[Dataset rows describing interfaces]
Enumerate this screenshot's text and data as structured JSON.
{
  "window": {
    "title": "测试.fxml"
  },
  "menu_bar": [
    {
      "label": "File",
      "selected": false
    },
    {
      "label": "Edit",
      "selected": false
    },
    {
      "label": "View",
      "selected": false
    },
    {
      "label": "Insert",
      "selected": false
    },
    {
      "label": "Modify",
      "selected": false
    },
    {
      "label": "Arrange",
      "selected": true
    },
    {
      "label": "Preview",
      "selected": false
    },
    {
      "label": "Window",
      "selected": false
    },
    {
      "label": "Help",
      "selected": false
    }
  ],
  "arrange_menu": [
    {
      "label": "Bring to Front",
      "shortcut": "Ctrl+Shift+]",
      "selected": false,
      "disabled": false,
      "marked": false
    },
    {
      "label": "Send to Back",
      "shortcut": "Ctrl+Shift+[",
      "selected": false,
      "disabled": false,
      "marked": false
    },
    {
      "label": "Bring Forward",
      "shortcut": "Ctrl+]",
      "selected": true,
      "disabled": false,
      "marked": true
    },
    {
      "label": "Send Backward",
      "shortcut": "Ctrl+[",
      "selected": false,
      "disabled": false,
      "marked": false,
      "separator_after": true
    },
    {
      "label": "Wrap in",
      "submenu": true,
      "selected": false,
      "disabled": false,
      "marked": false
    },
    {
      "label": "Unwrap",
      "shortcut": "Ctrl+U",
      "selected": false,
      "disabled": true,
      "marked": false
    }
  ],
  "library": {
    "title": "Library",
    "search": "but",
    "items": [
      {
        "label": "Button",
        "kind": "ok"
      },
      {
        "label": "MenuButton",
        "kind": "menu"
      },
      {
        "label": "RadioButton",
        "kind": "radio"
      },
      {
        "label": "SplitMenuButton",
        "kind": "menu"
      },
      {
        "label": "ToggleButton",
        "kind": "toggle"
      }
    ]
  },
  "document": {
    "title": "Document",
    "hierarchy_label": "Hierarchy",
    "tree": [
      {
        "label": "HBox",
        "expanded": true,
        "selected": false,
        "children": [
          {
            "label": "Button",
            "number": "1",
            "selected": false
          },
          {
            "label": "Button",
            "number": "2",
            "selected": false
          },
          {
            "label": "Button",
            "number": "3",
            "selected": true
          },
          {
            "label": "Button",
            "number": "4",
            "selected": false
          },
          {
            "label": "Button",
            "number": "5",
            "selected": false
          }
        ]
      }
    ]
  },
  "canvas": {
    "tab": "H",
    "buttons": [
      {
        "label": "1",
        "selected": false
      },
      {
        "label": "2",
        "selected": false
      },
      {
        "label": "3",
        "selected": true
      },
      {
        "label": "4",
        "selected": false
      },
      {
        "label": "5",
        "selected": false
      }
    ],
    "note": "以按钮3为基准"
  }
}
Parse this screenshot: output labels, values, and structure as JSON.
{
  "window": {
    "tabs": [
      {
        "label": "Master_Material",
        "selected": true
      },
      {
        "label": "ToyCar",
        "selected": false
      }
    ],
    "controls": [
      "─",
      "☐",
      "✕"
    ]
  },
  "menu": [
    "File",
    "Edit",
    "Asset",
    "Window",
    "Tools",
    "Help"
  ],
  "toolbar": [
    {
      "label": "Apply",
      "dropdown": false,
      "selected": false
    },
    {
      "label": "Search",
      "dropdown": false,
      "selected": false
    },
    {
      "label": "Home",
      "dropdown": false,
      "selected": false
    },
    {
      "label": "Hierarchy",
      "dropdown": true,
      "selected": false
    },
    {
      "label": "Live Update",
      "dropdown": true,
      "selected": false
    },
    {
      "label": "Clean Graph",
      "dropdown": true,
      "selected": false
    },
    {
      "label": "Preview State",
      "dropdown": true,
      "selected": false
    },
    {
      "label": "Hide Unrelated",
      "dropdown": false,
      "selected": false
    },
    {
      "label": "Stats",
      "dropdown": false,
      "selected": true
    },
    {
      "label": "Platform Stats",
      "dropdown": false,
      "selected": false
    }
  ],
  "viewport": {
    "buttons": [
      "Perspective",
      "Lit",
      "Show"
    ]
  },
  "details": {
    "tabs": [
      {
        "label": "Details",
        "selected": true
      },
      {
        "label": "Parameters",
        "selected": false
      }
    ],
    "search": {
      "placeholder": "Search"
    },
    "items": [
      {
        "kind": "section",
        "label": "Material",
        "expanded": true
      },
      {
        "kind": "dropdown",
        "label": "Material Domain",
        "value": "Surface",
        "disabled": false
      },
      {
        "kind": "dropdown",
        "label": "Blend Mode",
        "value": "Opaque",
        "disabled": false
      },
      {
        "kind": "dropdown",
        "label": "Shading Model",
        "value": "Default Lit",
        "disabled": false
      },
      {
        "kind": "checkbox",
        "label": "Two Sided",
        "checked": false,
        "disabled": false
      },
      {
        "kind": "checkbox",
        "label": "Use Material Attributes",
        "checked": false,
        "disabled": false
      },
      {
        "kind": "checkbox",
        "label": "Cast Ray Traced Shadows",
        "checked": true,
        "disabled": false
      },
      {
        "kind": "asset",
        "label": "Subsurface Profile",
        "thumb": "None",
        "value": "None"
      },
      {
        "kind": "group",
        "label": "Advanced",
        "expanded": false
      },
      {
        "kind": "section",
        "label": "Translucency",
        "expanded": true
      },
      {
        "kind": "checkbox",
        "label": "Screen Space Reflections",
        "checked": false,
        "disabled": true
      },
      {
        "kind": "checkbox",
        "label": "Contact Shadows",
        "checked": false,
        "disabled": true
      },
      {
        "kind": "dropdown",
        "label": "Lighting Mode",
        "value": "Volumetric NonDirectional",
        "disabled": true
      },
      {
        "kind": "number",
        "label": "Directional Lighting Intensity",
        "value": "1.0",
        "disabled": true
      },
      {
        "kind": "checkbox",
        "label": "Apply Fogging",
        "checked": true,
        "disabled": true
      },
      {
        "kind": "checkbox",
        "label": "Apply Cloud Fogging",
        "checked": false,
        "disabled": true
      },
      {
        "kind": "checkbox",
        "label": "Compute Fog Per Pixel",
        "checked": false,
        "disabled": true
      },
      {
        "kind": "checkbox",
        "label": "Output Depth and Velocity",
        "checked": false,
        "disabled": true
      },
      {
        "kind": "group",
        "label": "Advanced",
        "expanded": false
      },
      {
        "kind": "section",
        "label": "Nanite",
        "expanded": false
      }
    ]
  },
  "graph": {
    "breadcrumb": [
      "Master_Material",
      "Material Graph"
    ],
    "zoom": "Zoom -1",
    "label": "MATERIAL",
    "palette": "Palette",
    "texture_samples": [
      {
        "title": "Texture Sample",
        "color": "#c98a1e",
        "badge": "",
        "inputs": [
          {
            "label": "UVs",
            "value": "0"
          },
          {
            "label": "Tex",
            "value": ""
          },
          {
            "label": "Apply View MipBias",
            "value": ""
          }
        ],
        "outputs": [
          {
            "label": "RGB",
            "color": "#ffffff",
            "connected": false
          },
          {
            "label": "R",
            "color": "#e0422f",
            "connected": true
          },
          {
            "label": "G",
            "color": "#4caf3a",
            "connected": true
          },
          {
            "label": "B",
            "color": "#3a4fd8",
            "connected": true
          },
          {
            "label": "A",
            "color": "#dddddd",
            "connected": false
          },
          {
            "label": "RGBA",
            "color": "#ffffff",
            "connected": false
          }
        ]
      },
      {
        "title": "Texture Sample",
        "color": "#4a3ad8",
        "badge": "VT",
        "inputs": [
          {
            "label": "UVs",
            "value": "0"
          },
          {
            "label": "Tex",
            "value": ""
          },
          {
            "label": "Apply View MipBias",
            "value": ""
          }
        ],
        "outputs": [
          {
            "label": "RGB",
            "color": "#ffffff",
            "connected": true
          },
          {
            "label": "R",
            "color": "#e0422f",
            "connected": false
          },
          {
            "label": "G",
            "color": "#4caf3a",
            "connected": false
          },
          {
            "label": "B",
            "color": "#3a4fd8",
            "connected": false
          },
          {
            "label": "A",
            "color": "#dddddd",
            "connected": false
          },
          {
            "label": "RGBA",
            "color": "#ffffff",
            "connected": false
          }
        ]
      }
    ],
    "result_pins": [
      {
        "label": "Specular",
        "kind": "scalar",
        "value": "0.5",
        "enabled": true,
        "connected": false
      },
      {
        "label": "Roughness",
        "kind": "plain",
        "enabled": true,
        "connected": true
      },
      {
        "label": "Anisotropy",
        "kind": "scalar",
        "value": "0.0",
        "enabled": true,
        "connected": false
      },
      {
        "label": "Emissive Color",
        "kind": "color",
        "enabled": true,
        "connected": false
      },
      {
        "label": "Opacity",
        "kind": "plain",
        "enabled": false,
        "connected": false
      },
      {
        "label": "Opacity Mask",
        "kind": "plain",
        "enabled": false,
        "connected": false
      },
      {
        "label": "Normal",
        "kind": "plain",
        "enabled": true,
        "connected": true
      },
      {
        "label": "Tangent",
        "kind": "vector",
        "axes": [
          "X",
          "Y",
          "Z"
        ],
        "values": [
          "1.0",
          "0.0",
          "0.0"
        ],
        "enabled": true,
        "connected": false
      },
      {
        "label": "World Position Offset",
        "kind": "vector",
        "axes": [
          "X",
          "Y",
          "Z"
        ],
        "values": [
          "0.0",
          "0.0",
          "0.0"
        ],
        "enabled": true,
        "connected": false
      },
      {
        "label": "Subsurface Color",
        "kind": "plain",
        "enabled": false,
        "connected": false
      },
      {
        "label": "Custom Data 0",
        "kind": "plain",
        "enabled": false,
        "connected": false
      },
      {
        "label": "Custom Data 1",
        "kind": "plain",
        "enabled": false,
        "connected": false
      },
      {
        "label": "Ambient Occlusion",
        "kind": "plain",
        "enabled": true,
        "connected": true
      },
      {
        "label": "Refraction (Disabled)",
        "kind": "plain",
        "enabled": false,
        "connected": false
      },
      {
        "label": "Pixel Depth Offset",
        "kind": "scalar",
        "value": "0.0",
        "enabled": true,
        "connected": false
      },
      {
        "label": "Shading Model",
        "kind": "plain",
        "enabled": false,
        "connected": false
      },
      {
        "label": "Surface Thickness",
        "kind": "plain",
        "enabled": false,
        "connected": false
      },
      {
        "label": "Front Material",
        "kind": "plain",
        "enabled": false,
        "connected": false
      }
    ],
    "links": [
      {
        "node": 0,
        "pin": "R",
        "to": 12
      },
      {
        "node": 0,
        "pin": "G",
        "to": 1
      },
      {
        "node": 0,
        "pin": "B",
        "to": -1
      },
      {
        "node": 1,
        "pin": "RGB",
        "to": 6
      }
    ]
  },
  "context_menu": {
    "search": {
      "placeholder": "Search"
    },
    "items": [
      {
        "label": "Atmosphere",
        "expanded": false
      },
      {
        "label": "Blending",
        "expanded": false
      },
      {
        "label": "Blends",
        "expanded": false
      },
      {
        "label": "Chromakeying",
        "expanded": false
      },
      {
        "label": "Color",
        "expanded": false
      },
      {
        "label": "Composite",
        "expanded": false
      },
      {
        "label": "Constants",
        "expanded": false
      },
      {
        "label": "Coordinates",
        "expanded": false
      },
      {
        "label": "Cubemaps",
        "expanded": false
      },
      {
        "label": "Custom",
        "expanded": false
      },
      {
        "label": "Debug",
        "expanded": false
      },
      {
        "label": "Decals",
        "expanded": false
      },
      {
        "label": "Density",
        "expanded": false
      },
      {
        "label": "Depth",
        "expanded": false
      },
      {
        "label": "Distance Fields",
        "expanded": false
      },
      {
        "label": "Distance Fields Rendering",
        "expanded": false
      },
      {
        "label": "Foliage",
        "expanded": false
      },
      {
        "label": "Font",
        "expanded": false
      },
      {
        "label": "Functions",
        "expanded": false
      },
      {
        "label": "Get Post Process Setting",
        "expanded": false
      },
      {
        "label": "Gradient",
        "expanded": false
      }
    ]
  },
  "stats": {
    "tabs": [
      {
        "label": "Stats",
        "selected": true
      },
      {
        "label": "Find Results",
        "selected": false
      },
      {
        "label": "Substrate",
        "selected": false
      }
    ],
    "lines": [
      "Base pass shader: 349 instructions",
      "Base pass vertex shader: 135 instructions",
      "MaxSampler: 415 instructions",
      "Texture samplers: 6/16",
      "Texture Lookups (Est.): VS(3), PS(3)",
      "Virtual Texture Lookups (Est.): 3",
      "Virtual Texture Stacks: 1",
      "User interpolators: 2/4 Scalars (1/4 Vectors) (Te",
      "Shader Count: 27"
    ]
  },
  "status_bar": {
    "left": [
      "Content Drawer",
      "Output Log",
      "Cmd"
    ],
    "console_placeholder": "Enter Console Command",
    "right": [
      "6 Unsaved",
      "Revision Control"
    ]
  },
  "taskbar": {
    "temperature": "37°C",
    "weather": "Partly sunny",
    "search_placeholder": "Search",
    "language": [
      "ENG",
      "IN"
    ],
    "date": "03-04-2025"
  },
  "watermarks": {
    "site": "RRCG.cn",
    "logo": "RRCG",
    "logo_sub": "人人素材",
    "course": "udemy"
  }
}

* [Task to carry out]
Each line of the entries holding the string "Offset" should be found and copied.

* [Output]
        "label": "World Position Offset",
        "label": "Pixel Depth Offset",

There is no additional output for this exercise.